Of the foregoing, the first, the second, and the last sonnet, are my favourites. But the general beauty of them all is, that they are so perfectly characteristical. The spirit of "learning and of chivalry," — of which union, Spenser has entitled Sydney to have been the "president," — shines through them. I confess I can see nothing of the "jejune "or "frigid" in them; much less of the "stiff" and "cumbrous" — which I have sometimes heard objected to the Arcadia. The verse runs off swiftly and gallantly. It might have been tuned to the trumpet; or tempered (as himself expresses it) to "trampling horses' feet." They abound in felicitous phrases—
O heav'nly Fool, thy most kiss-worthy face—
—Sweet pillows, sweetest bed;
A chamber deaf to noise, and blind to light;
A rosy garland, and a weary head.
—That sweet enemy, — France—
But they are not rich in words only, in vague and unlocalised feelings — the failing too much of some poetry of the present day — they are full, material, and circumstantiated. Time and place appropriates every one of them. It is not a fever of passion wasting itself upon a thin diet of dainty words, but a transcendent passion pervading and illuminating action, pursuits, studies, feats of arms, the opinions of contemporaries and his Judgment of them. An historical thread runs through them, which almost affixes a date to them; marks the when and where they were written.
I have dwelt the longer upon what I conceive the merit of these poems, because I have been hurt by the wantonness (I wish I could treat it by a gentler name) with which W. H. takes every occasion of insulting the memory of Sir Philip Sydney. But the decisions of the Author of Table Talk, &c., (most profound and subtle where they are, as for the most part, just) are more safely to be relied upon, on subjects and authors he has a partiality for, than on such as he has conceived an accidental prejudice against. Milton wrote Sonnets, and was a king-hater; and it was congenial perhaps to sacrifice a courtier to a patriot. But I was unwilling to lose a fine idea from my mind. The noble images, passions, sentiments, and poetical delicacies of character, scattered all over the Arcadia (spite of some stiffness and encumberment), justify to me the character which his contemporaries have left us of the writer. I cannot think with the Critic, that Sir Philip Sydney was that opprobrious thing which a foolish nobleman in his insolent hostility chose to term him. I call to mind the epitaph made on him, to guide me to juster thoughts of him; and I repose upon the beautiful lines in the "Friend's Passion for his Astrophel," printed with the Elegies of Spenser and others.

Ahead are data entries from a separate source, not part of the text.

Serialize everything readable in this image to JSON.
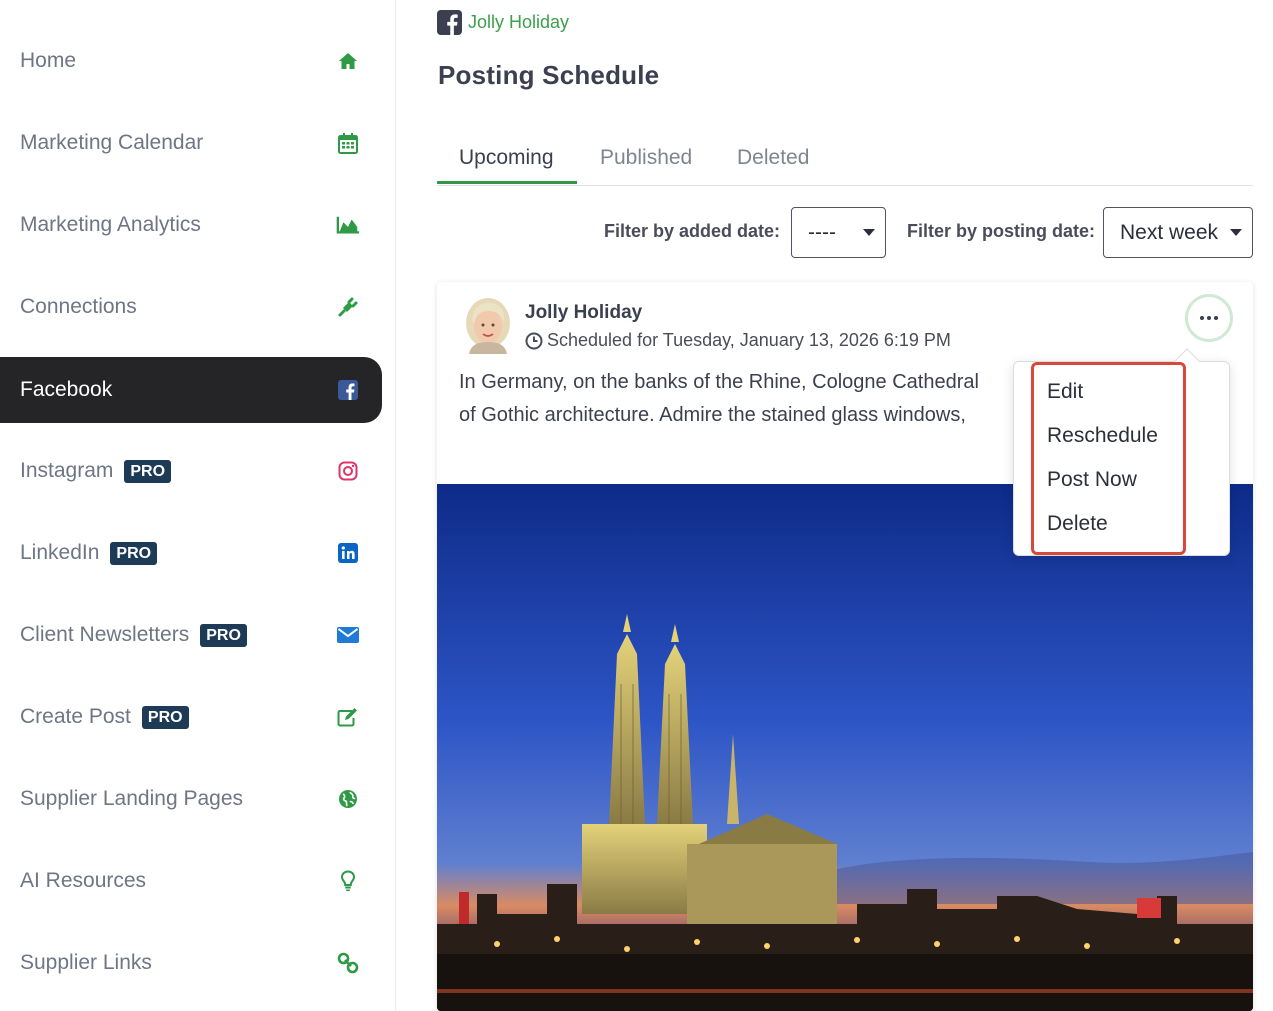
{
  "sidebar": {
    "items": [
      {
        "label": "Home",
        "icon": "home-icon",
        "pro": ""
      },
      {
        "label": "Marketing Calendar",
        "icon": "calendar-icon",
        "pro": ""
      },
      {
        "label": "Marketing Analytics",
        "icon": "area-chart-icon",
        "pro": ""
      },
      {
        "label": "Connections",
        "icon": "plug-icon",
        "pro": ""
      },
      {
        "label": "Facebook",
        "icon": "facebook-icon",
        "pro": ""
      },
      {
        "label": "Instagram",
        "icon": "instagram-icon",
        "pro": "PRO"
      },
      {
        "label": "LinkedIn",
        "icon": "linkedin-icon",
        "pro": "PRO"
      },
      {
        "label": "Client Newsletters",
        "icon": "envelope-icon",
        "pro": "PRO"
      },
      {
        "label": "Create Post",
        "icon": "edit-icon",
        "pro": "PRO"
      },
      {
        "label": "Supplier Landing Pages",
        "icon": "globe-icon",
        "pro": ""
      },
      {
        "label": "AI Resources",
        "icon": "lightbulb-icon",
        "pro": ""
      },
      {
        "label": "Supplier Links",
        "icon": "link-icon",
        "pro": ""
      }
    ],
    "active": "Facebook"
  },
  "header": {
    "breadcrumb": "Jolly Holiday",
    "title": "Posting Schedule"
  },
  "tabs": [
    {
      "label": "Upcoming",
      "active": true
    },
    {
      "label": "Published",
      "active": false
    },
    {
      "label": "Deleted",
      "active": false
    }
  ],
  "filters": {
    "added_label": "Filter by added date:",
    "added_value": "----",
    "posting_label": "Filter by posting date:",
    "posting_value": "Next week"
  },
  "post": {
    "author": "Jolly Holiday",
    "scheduled": "Scheduled for Tuesday, January 13, 2026 6:19 PM",
    "text_line1": "In Germany, on the banks of the Rhine, Cologne Cathedral",
    "text_line2": "of Gothic architecture. Admire the stained glass windows,"
  },
  "menu": {
    "items": [
      "Edit",
      "Reschedule",
      "Post Now",
      "Delete"
    ]
  },
  "colors": {
    "accent_green": "#2f9a45",
    "active_nav_bg": "#252528",
    "pro_badge": "#1d3a56",
    "highlight_red": "#d64a3a",
    "facebook_blue": "#3b5998"
  }
}
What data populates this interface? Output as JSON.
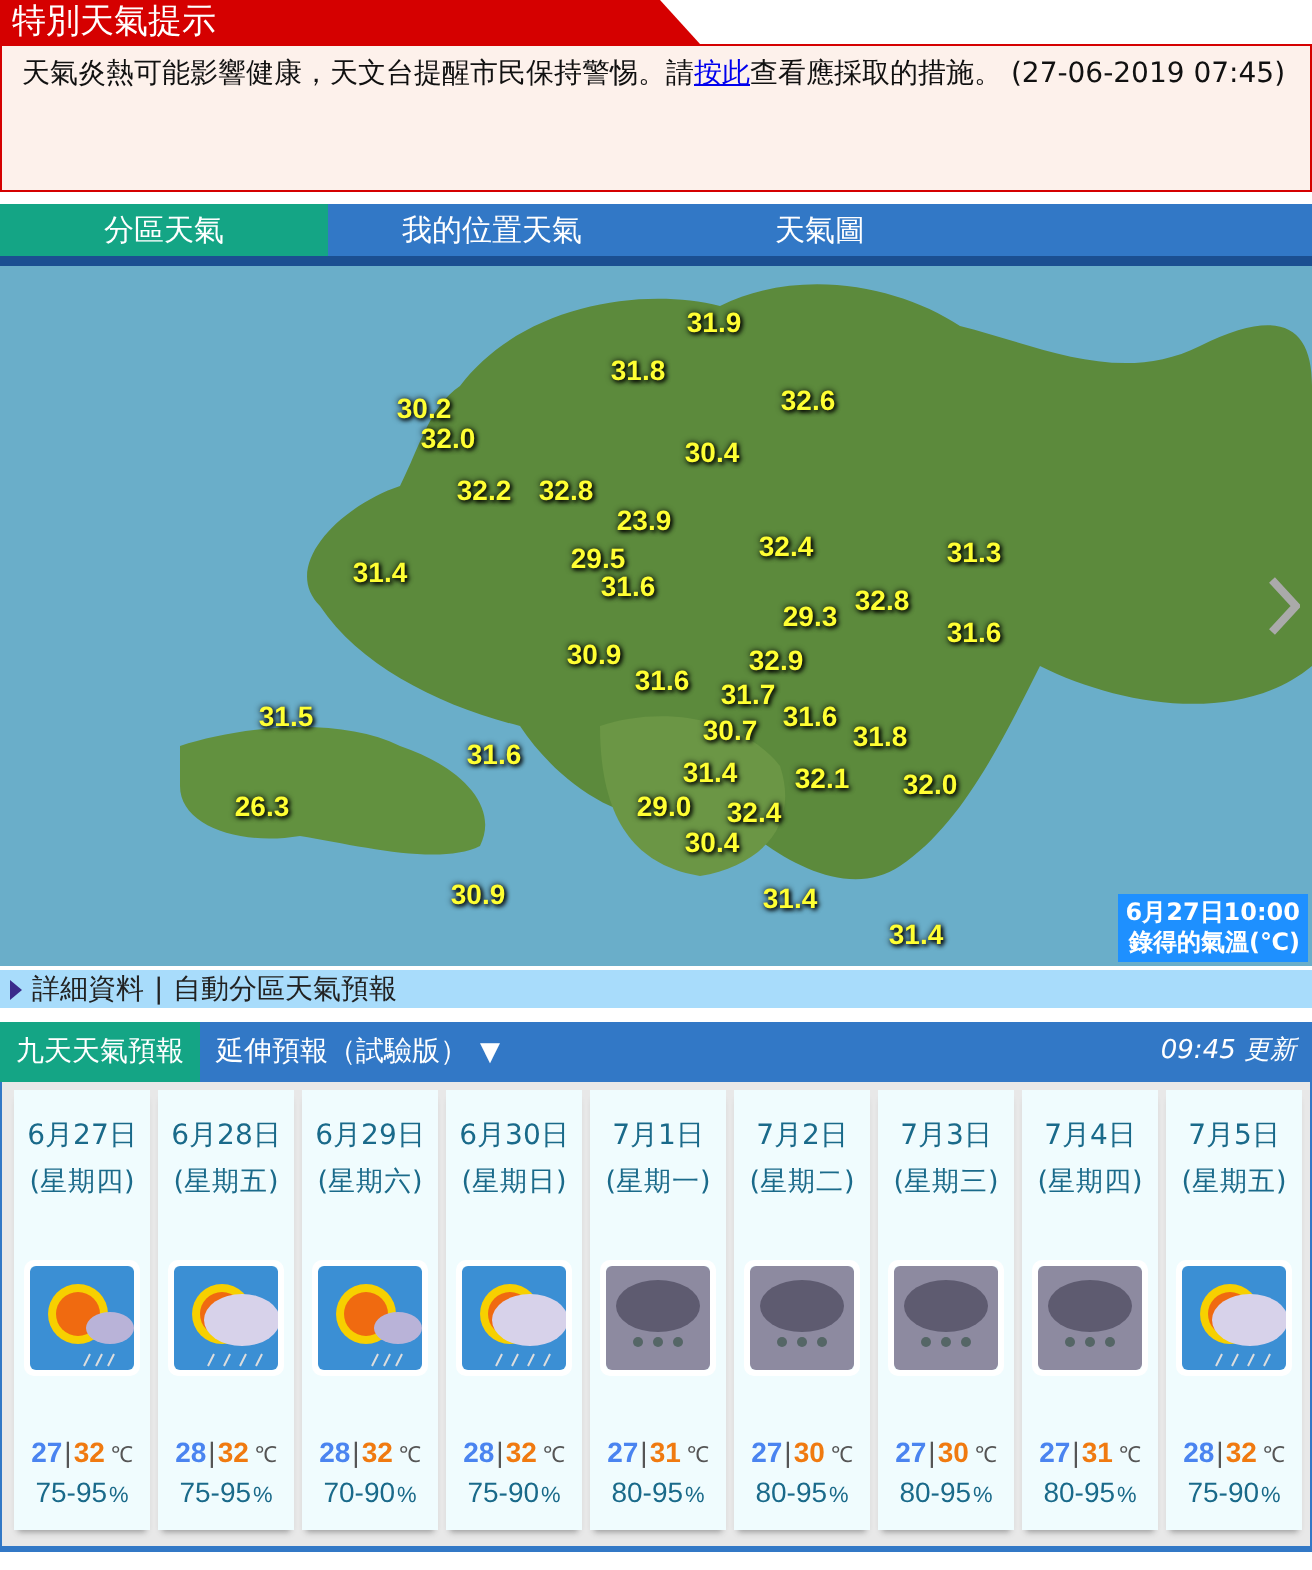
{
  "alert": {
    "title": "特別天氣提示",
    "message_before": "天氣炎熱可能影響健康，天文台提醒市民保持警惕。請",
    "link": "按此",
    "message_after": "查看應採取的措施。 (27-06-2019 07:45)"
  },
  "tabs": [
    {
      "label": "分區天氣",
      "selected": true
    },
    {
      "label": "我的位置天氣",
      "selected": false
    },
    {
      "label": "天氣圖",
      "selected": false
    }
  ],
  "map": {
    "temperatures": [
      "31.9",
      "31.8",
      "30.2",
      "32.6",
      "32.0",
      "30.4",
      "32.2",
      "32.8",
      "23.9",
      "31.4",
      "29.5",
      "32.4",
      "31.3",
      "31.6",
      "29.3",
      "32.8",
      "31.6",
      "30.9",
      "31.6",
      "32.9",
      "31.7",
      "31.5",
      "30.7",
      "31.6",
      "31.8",
      "31.6",
      "31.4",
      "32.1",
      "32.0",
      "26.3",
      "29.0",
      "32.4",
      "30.4",
      "30.9",
      "31.4",
      "31.4"
    ],
    "caption_time": "6月27日10:00",
    "caption_label": "錄得的氣溫(℃)"
  },
  "info_links": [
    {
      "label": "詳細資料"
    },
    {
      "label": "自動分區天氣預報"
    }
  ],
  "info_separator": "|",
  "forecast_tabs": [
    {
      "label": "九天天氣預報",
      "selected": true,
      "dropdown": false
    },
    {
      "label": "延伸預報（試驗版）",
      "selected": false,
      "dropdown": true
    }
  ],
  "dropdown_glyph": "▼",
  "updated": "09:45 更新",
  "temp_unit": "℃",
  "humidity_unit": "%",
  "days": [
    {
      "date": "6月27日",
      "weekday": "(星期四)",
      "kind": "sun-showers",
      "min": "27",
      "max": "32",
      "humidity": "75-95"
    },
    {
      "date": "6月28日",
      "weekday": "(星期五)",
      "kind": "cloud-sun-showers",
      "min": "28",
      "max": "32",
      "humidity": "75-95"
    },
    {
      "date": "6月29日",
      "weekday": "(星期六)",
      "kind": "sun-showers",
      "min": "28",
      "max": "32",
      "humidity": "70-90"
    },
    {
      "date": "6月30日",
      "weekday": "(星期日)",
      "kind": "cloud-sun-showers",
      "min": "28",
      "max": "32",
      "humidity": "75-90"
    },
    {
      "date": "7月1日",
      "weekday": "(星期一)",
      "kind": "rain",
      "min": "27",
      "max": "31",
      "humidity": "80-95"
    },
    {
      "date": "7月2日",
      "weekday": "(星期二)",
      "kind": "rain",
      "min": "27",
      "max": "30",
      "humidity": "80-95"
    },
    {
      "date": "7月3日",
      "weekday": "(星期三)",
      "kind": "rain",
      "min": "27",
      "max": "30",
      "humidity": "80-95"
    },
    {
      "date": "7月4日",
      "weekday": "(星期四)",
      "kind": "rain",
      "min": "27",
      "max": "31",
      "humidity": "80-95"
    },
    {
      "date": "7月5日",
      "weekday": "(星期五)",
      "kind": "cloud-sun-showers",
      "min": "28",
      "max": "32",
      "humidity": "75-90"
    }
  ]
}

You knew — who knew not Astrophel?
(That I should live to say I knew,
And have not in possession still!)—
Things known permit me to renew—
Of him you know his merit such,
I cannot say — you hear — too much.
Within these woods of Arcady
He chief delight and pleasure took;
And on the mountain Partheny,
Upon the crystal liquid brook,
The Muses met him every day,
That taught him sing, to write, and say.
When he descended down the mount,
His personage seemed most divine:
A thousand graces one might count
Upon his lovely chearful eyne.
To hear him speak, and sweetly smile,
You were in Paradise the while,
A sweet attractive kind of grace;
A full assurance given by looks;
Continual comfort in a face,
The lineaments of Gospel books
I trow that count'nance cannot lye,
Whose thoughts are legible in the eye.
Above all others this is he,
Which erst approved in his song,
That love and honour might agree,
And that pure love will do no wrong.
Sweet saints, it is no sin or blame
To love a man of virtuous name.
Did never Love so sweetly breathe
In any mortal breast before:
Did never Muse inspire beneath
A Poet's brain with finer store.
He wrote of Love with high conceit,
And beauty rear'd above her height.
Or let any one read the deeper sorrows (grief running into rage) in the Poem, — the last in the collection accompanying the above, which from internal testimony I believe to be Lord Brooke's, — beginning with "Silence augmenteth grief," — and then seriously ask himself, whether the subject of such absorbing and confounding regrets could have been that thing which Lord Oxford termed him.